Stored dataset items

*** Block opens ***

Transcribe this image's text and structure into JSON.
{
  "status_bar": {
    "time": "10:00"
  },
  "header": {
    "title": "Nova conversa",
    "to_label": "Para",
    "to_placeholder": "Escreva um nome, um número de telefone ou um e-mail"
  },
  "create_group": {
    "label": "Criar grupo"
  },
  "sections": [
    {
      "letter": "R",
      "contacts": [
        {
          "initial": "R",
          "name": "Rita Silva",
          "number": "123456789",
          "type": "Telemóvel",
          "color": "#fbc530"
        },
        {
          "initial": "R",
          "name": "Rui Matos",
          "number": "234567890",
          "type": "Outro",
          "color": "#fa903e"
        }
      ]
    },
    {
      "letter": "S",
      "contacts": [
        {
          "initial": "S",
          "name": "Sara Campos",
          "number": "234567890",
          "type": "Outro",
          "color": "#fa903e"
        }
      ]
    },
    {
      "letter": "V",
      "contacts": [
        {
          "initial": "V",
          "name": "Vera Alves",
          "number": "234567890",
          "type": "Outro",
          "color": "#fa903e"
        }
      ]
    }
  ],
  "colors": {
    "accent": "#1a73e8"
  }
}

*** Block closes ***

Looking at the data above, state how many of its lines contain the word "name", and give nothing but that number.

Solution for this task: 4